→ GOAL OF THE EXERCISE:
For each record that follows, restate the text exactly and drop the pictures.

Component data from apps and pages
-=-=-=-=-

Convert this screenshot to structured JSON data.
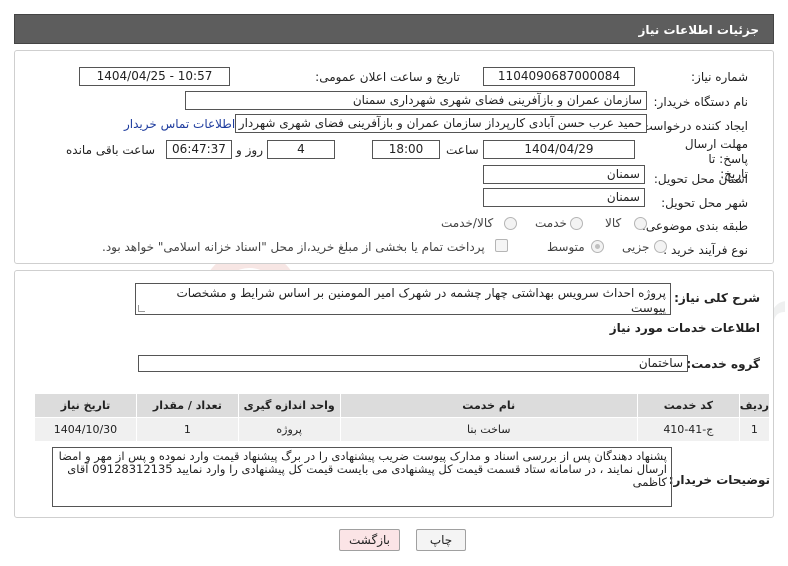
{
  "header": {
    "title": "جزئیات اطلاعات نیاز"
  },
  "need_info": {
    "need_number_label": "شماره نیاز:",
    "need_number": "1104090687000084",
    "announce_label": "تاریخ و ساعت اعلان عمومی:",
    "announce_value": "1404/04/25 - 10:57",
    "buyer_org_label": "نام دستگاه خریدار:",
    "buyer_org": "سازمان عمران و بازآفرینی فضای شهری شهرداری سمنان",
    "creator_label": "ایجاد کننده درخواست:",
    "creator": "حمید عرب حسن آبادی کارپرداز سازمان عمران و بازآفرینی فضای شهری شهردار",
    "contact_link": "اطلاعات تماس خریدار",
    "deadline_label": "مهلت ارسال پاسخ: تا تاریخ:",
    "deadline_date": "1404/04/29",
    "time_label": "ساعت",
    "deadline_time": "18:00",
    "days_value": "4",
    "days_label": "روز و",
    "remaining_time": "06:47:37",
    "remaining_label": "ساعت باقی مانده",
    "province_label": "استان محل تحویل:",
    "province": "سمنان",
    "city_label": "شهر محل تحویل:",
    "city": "سمنان",
    "category_label": "طبقه بندی موضوعی:",
    "category_options": [
      "کالا",
      "خدمت",
      "کالا/خدمت"
    ],
    "process_label": "نوع فرآیند خرید :",
    "process_options": [
      "جزیی",
      "متوسط"
    ],
    "payment_note": "پرداخت تمام یا بخشی از مبلغ خرید،از محل \"اسناد خزانه اسلامی\" خواهد بود."
  },
  "details": {
    "summary_label": "شرح کلی نیاز:",
    "summary": "پروژه احداث سرویس بهداشتی چهار چشمه در شهرک امیر المومنین بر اساس شرایط و مشخصات پیوست",
    "services_title": "اطلاعات خدمات مورد نیاز",
    "service_group_label": "گروه خدمت:",
    "service_group": "ساختمان",
    "table": {
      "headers": [
        "ردیف",
        "کد خدمت",
        "نام خدمت",
        "واحد اندازه گیری",
        "تعداد / مقدار",
        "تاریخ نیاز"
      ],
      "rows": [
        [
          "1",
          "ج-41-410",
          "ساخت بنا",
          "پروژه",
          "1",
          "1404/10/30"
        ]
      ]
    },
    "buyer_notes_label": "توضیحات خریدار:",
    "buyer_notes": "پشنهاد دهندگان پس از بررسی اسناد و مدارک پیوست ضریب پیشنهادی را در برگ پیشنهاد قیمت وارد نموده و پس از مهر و امضا ارسال نمایند ، در سامانه ستاد قسمت قیمت کل پیشنهادی می بایست قیمت کل پیشنهادی را وارد نمایید 09128312135 آقای کاظمی"
  },
  "buttons": {
    "print": "چاپ",
    "back": "بازگشت"
  },
  "watermark": "AriaTender.neT",
  "colors": {
    "header_bg": "#5d5d5d",
    "link": "#1e3c9e",
    "back_button_bg": "#fbe4e6"
  }
}
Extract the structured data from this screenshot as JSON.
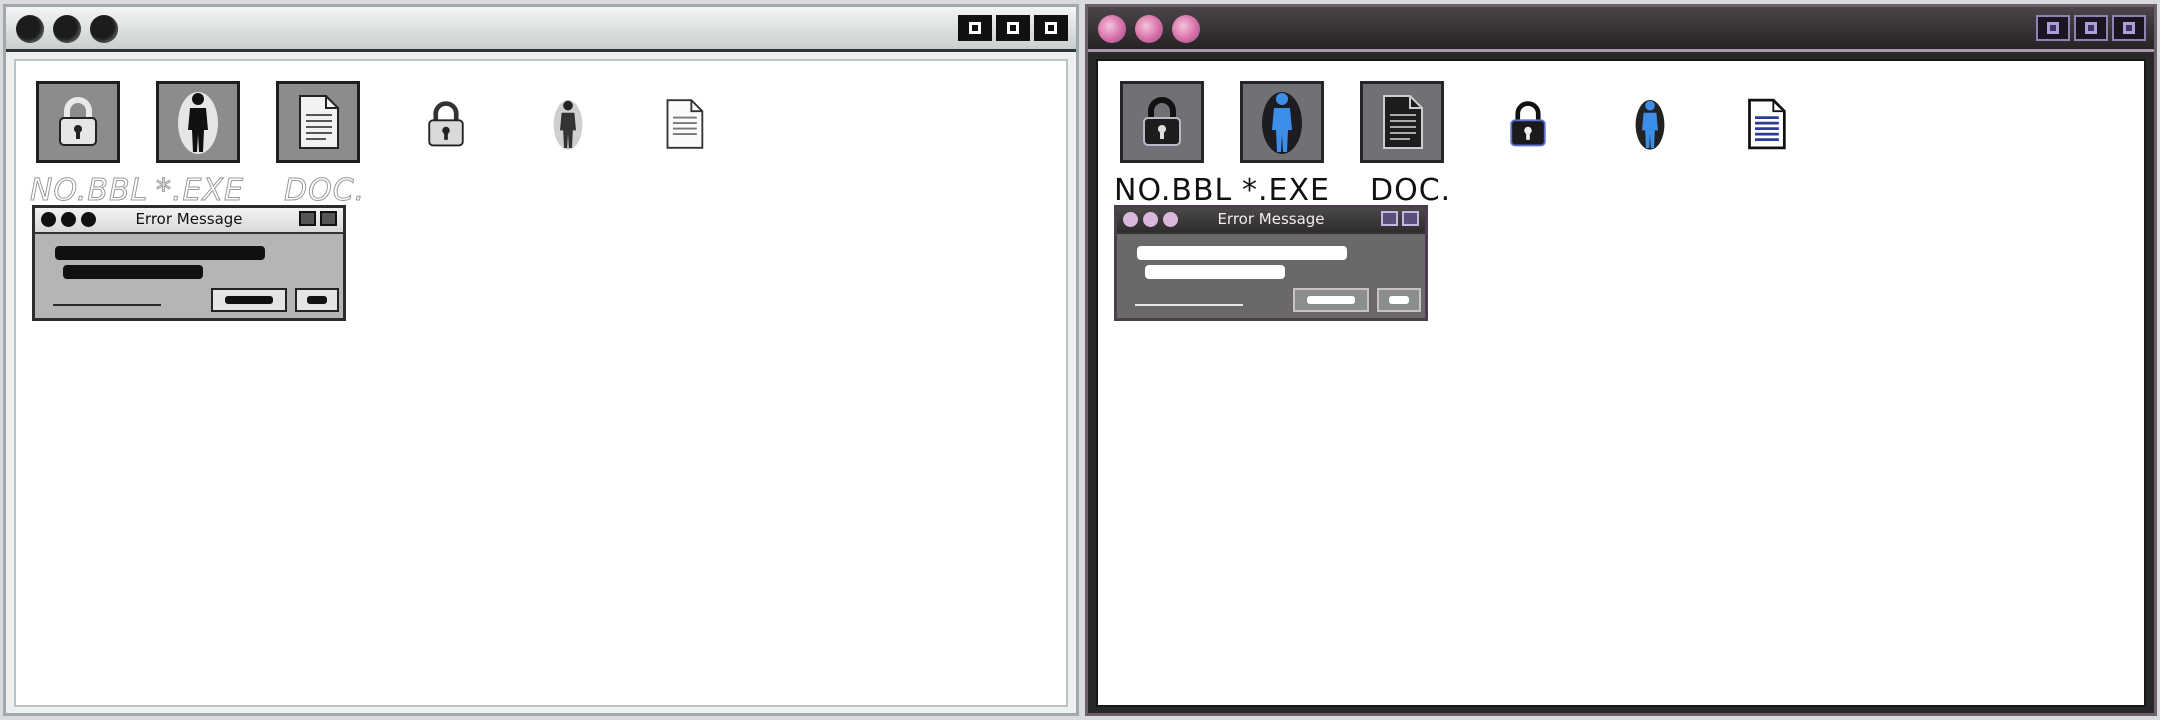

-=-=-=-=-

→ ANSWER BELOW:
Convert this screenshot to structured JSON data.
{
  "header": {
    "title": "جزئیات اطلاعات نیاز"
  },
  "need_info": {
    "need_number_label": "شماره نیاز:",
    "need_number": "1104090687000084",
    "announce_label": "تاریخ و ساعت اعلان عمومی:",
    "announce_value": "1404/04/25 - 10:57",
    "buyer_org_label": "نام دستگاه خریدار:",
    "buyer_org": "سازمان عمران و بازآفرینی فضای شهری شهرداری سمنان",
    "creator_label": "ایجاد کننده درخواست:",
    "creator": "حمید عرب حسن آبادی کارپرداز سازمان عمران و بازآفرینی فضای شهری شهردار",
    "contact_link": "اطلاعات تماس خریدار",
    "deadline_label": "مهلت ارسال پاسخ: تا تاریخ:",
    "deadline_date": "1404/04/29",
    "time_label": "ساعت",
    "deadline_time": "18:00",
    "days_value": "4",
    "days_label": "روز و",
    "remaining_time": "06:47:37",
    "remaining_label": "ساعت باقی مانده",
    "province_label": "استان محل تحویل:",
    "province": "سمنان",
    "city_label": "شهر محل تحویل:",
    "city": "سمنان",
    "category_label": "طبقه بندی موضوعی:",
    "category_options": [
      "کالا",
      "خدمت",
      "کالا/خدمت"
    ],
    "process_label": "نوع فرآیند خرید :",
    "process_options": [
      "جزیی",
      "متوسط"
    ],
    "payment_note": "پرداخت تمام یا بخشی از مبلغ خرید،از محل \"اسناد خزانه اسلامی\" خواهد بود."
  },
  "details": {
    "summary_label": "شرح کلی نیاز:",
    "summary": "پروژه احداث سرویس بهداشتی چهار چشمه در شهرک امیر المومنین بر اساس شرایط و مشخصات پیوست",
    "services_title": "اطلاعات خدمات مورد نیاز",
    "service_group_label": "گروه خدمت:",
    "service_group": "ساختمان",
    "table": {
      "headers": [
        "ردیف",
        "کد خدمت",
        "نام خدمت",
        "واحد اندازه گیری",
        "تعداد / مقدار",
        "تاریخ نیاز"
      ],
      "rows": [
        [
          "1",
          "ج-41-410",
          "ساخت بنا",
          "پروژه",
          "1",
          "1404/10/30"
        ]
      ]
    },
    "buyer_notes_label": "توضیحات خریدار:",
    "buyer_notes": "پشنهاد دهندگان پس از بررسی اسناد و مدارک پیوست ضریب پیشنهادی را در برگ پیشنهاد قیمت وارد نموده و پس از مهر و امضا ارسال نمایند ، در سامانه ستاد قسمت قیمت کل پیشنهادی می بایست قیمت کل پیشنهادی را وارد نمایید 09128312135 آقای کاظمی"
  },
  "buttons": {
    "print": "چاپ",
    "back": "بازگشت"
  },
  "watermark": "AriaTender.neT",
  "colors": {
    "header_bg": "#5d5d5d",
    "link": "#1e3c9e",
    "back_button_bg": "#fbe4e6"
  }
}
Extract the structured data from this screenshot as JSON.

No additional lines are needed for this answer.